No one disrupts. Maybe I scare them but I'd like to believe that I am saying things they want to hear.

Students come to me after class, shake my hand and thank me for taking the time to share my story. Some times they share a story with me.

I don't watch or take names but I leave business cards by the door and students are free to pick one up that has my phone number and the address of this blog on them. This evening I look at the stats blogger provides about hits and the hits on this blog begins rising immediately following the end of the first class.

And, to end the day, a message on my phone. "Mr. Grover, I need help, can you call me."

ps.: in two weeks I will be speaking again, this time at Shawnee Mission South. Wish you all could join me.

Saturday, March 1, 2014

Question #2 Naltrexone?

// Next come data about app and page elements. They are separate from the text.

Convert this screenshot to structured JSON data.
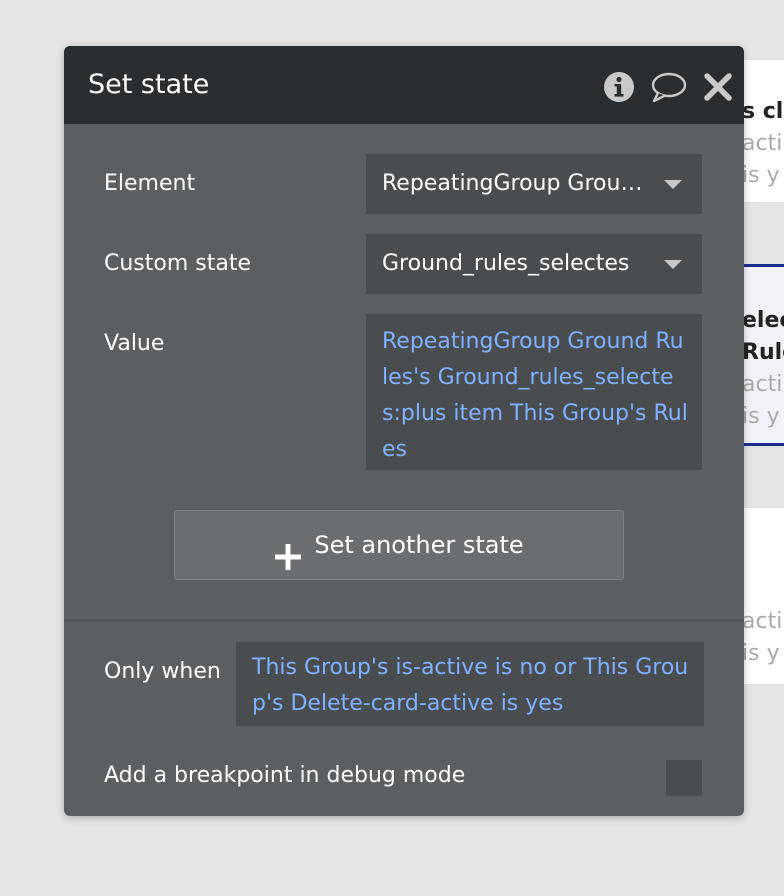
{
  "background_cards": [
    {
      "lines": [
        "s cl",
        "acti",
        " is y"
      ]
    },
    {
      "lines": [
        "elec",
        "Rule",
        "acti",
        " is y"
      ]
    },
    {
      "lines": [
        "acti",
        " is y"
      ]
    }
  ],
  "panel": {
    "title": "Set state",
    "header_icons": [
      "info-icon",
      "comment-icon",
      "close-icon"
    ],
    "element": {
      "label": "Element",
      "value": "RepeatingGroup Ground Rules"
    },
    "custom_state": {
      "label": "Custom state",
      "value": "Ground_rules_selectes"
    },
    "value": {
      "label": "Value",
      "expression": "RepeatingGroup Ground Rules's Ground_rules_selectes:plus item This Group's Rules"
    },
    "add_button": {
      "label": "Set another state",
      "icon": "plus-icon"
    },
    "only_when": {
      "label": "Only when",
      "expression": "This Group's is-active is no or This Group's Delete-card-active is yes"
    },
    "breakpoint": {
      "label": "Add a breakpoint in debug mode",
      "checked": false
    }
  },
  "colors": {
    "panel_bg": "#5b5f62",
    "header_bg": "#2a2e30",
    "field_bg": "#4a4d50",
    "expression_text": "#7fb1ff",
    "selected_card_border": "#1b2c8f"
  }
}
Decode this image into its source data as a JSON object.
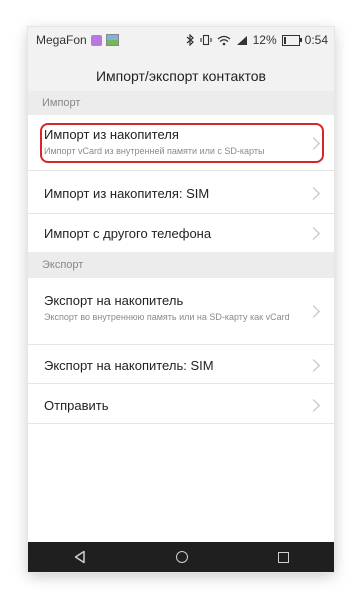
{
  "status_bar": {
    "carrier": "MegaFon",
    "battery_percent_text": "12%",
    "battery_level": 0.12,
    "time": "0:54",
    "icons": [
      "app-icon",
      "gallery-icon",
      "bluetooth-icon",
      "vibrate-icon",
      "wifi-icon",
      "signal-icon",
      "battery-icon"
    ]
  },
  "header": {
    "title": "Импорт/экспорт контактов"
  },
  "sections": {
    "import": {
      "label": "Импорт",
      "items": [
        {
          "title": "Импорт из накопителя",
          "subtitle": "Импорт vCard из внутренней памяти или с SD-карты"
        },
        {
          "title": "Импорт из накопителя: SIM"
        },
        {
          "title": "Импорт с другого телефона"
        }
      ]
    },
    "export": {
      "label": "Экспорт",
      "items": [
        {
          "title": "Экспорт на накопитель",
          "subtitle": "Экспорт во внутреннюю память или на SD-карту как vCard"
        },
        {
          "title": "Экспорт на накопитель: SIM"
        },
        {
          "title": "Отправить"
        }
      ]
    }
  },
  "navigation": {
    "icons": [
      "back-icon",
      "home-icon",
      "recent-apps-icon"
    ]
  },
  "colors": {
    "highlight": "#d7262b",
    "header_bg": "#f2f2f2",
    "section_bg": "#ececec",
    "navbar_bg": "#1f1f1f"
  }
}
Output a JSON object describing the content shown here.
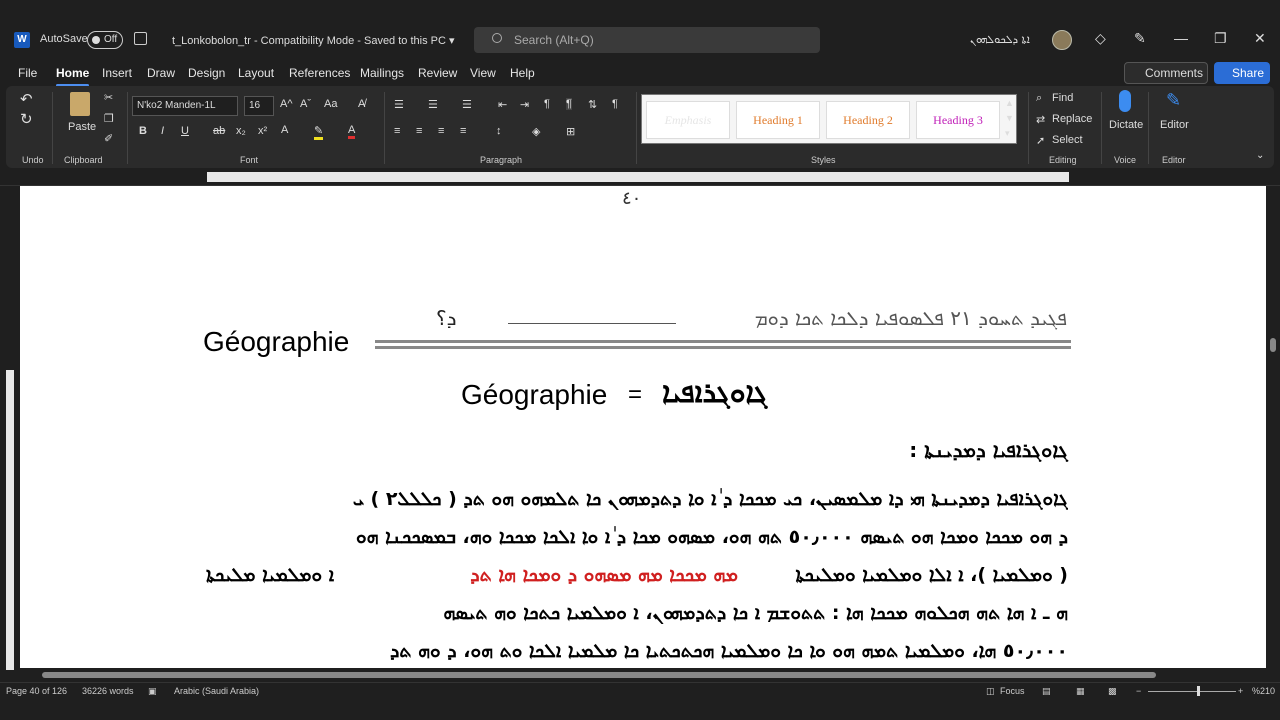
{
  "window": {
    "autosave_label": "AutoSave",
    "autosave_state": "Off",
    "doc_title": "t_Lonkobolon_tr  -  Compatibility Mode  -  Saved to this PC ▾",
    "search_placeholder": "Search (Alt+Q)",
    "user_name": "ܐܬܐ ܕܠܟܘܠܗܘܢ",
    "min": "—",
    "max": "❐",
    "close": "✕"
  },
  "menu": {
    "items": [
      "File",
      "Home",
      "Insert",
      "Draw",
      "Design",
      "Layout",
      "References",
      "Mailings",
      "Review",
      "View",
      "Help"
    ],
    "comments": "Comments",
    "share": "Share"
  },
  "ribbon": {
    "undo_label": "Undo",
    "clipboard_label": "Clipboard",
    "paste": "Paste",
    "font_name": "N'ko2 Manden-1L",
    "font_size": "16",
    "font_label": "Font",
    "paragraph_label": "Paragraph",
    "styles_label": "Styles",
    "styles": [
      "Emphasis",
      "Heading 1",
      "Heading 2",
      "Heading 3"
    ],
    "style_colors": [
      "#000000",
      "#e07b2c",
      "#e07b2c",
      "#c020b8"
    ],
    "find": "Find",
    "replace": "Replace",
    "select": "Select",
    "editing_label": "Editing",
    "dictate": "Dictate",
    "voice_label": "Voice",
    "editor": "Editor",
    "editor_label": "Editor"
  },
  "document": {
    "page_number": "٤٠",
    "header_right": "ܦܓܝܕ ܬܚܘܕ ٢١ ܦܠܣܘܦܝܐ ܕܠܟܐ ܬܟܐ ܕܘܡ",
    "header_mark": "ܕ؟",
    "heading_fr": "Géographie",
    "title_fr": "Géographie",
    "title_eq": "=",
    "title_ar": "ܓܐܘܓܪܐܦܝܐ",
    "subheading": "ܓܐܘܓܪܐܦܝܐ ܕܡܕܝܢܬܐ :",
    "paragraph_lines": [
      "ܓܐܘܓܪܐܦܝܐ ܕܡܕܝܢܬܐ ܗܝ ܕܐ ܡܠܡܣܝܢ، ܟܝ ܡܟܟܐ ܕ ٰܐ ܘܐ ܕܬܕܡܗܘܢ ܟܐ ܬܠܡܗܘ ܗܘ ܬܕ ( ܟܠܠܠ٢ ) ܝ",
      "ܕ ܗܘ ܡܟܟܐ ܘܡܟܐ ܗܘ ܬܝܣܗ ٥٠٫٠٠٠ ܬܗ ܗܘ، ܡܣܗܘ ܡܟܐ ܕ ٰܐ ܘܐ ܐܠܟܐ ܡܟܟܐ ܘܗ، ܒܡܣܟܟܢܐ ܗܘ",
      "ܐ ܘܡܠܡܝܐ ܡܠܝܟܬܐ ",
      "ܗ ـ ܐ ܗܐ ܬܗ ܗܟܠܘܗ ܡܟܟܐ ܗܐ : ܬܬܘܫܡ ܐ ܟܐ ܕܬܕܡܗܘܢ، ܐ ܘܡܠܡܝܐ ܟܬܟܐ ܘܗ ܬܝܣܗ",
      "٥٠٫٠٠٠ ܗܐ، ܘܡܠܡܝܐ ܬܡܗ ܗܘ ܘܐ ܟܐ ܘܡܠܡܝܐ ܗܟܬܟܬܝܐ ܟܐ ܡܠܡܝܐ ܐܠܟܐ ܘܬ ܗܘ، ܕ ܘܗ ܬܕ"
    ],
    "line3_red": "ܡܗ ܡܟܟܐ ܡܗ ܡܣܗܘ ܕ ܘܡܟܐ ܗܐ ܬܕ",
    "line3_end": "( ܘܡܠܡܝܐ )، ܐ ܐܠܐ ܘܡܠܡܝܐ ܘܡܠܝܟܬܐ"
  },
  "status": {
    "page": "Page 40 of 126",
    "words": "36226 words",
    "language": "Arabic (Saudi Arabia)",
    "focus": "Focus",
    "zoom": "%210"
  }
}
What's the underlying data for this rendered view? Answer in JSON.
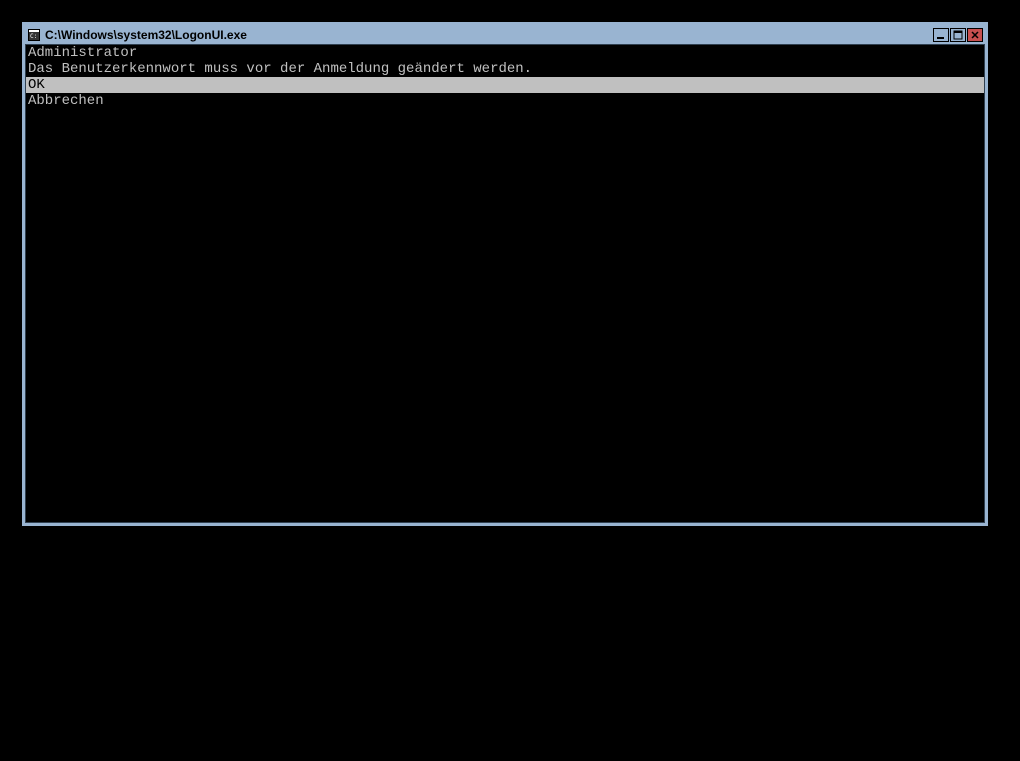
{
  "window": {
    "title": "C:\\Windows\\system32\\LogonUI.exe"
  },
  "console": {
    "user_line": "Administrator",
    "message_line": "Das Benutzerkennwort muss vor der Anmeldung geändert werden.",
    "ok_line": "OK",
    "cancel_line": "Abbrechen"
  }
}
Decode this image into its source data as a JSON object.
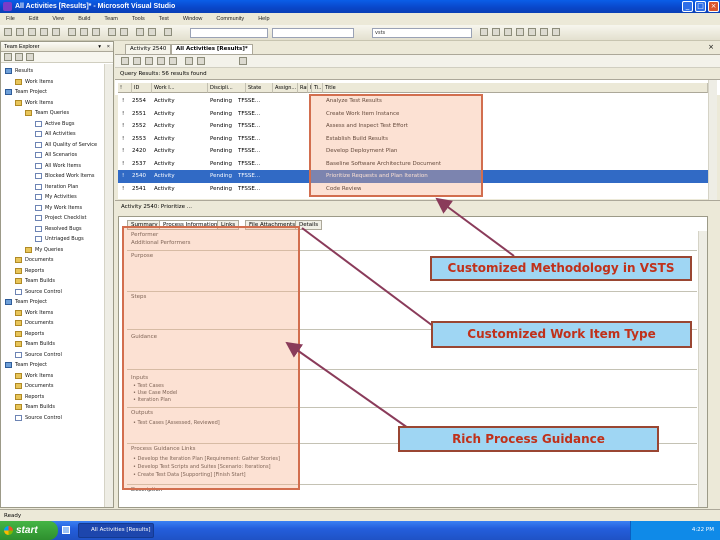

My 21 year old son Alex is due to be discharged from rehab this Wednesday.  This was his 4th rehab stint in 20 months (unfortunately, most of those times in rehab has been only 6 or 7 days because insurance refuses to pay. The longest was 21 days).  His addiction progressed quickly from Percocet to snorting Heroin.

Naltrexone has been suggested to us by his counselors.  I have done research, but so far have come up with a lot of clinical information, but not much "practical" information from addicts or family members of addicts.

Does anyone have any first-hand information on Naltrexone that they can share with me ASAP?  We have to make a decision by Monday.

Thank you so much

I am sorry, I don't have any history or experience with this. I hope readers can help you.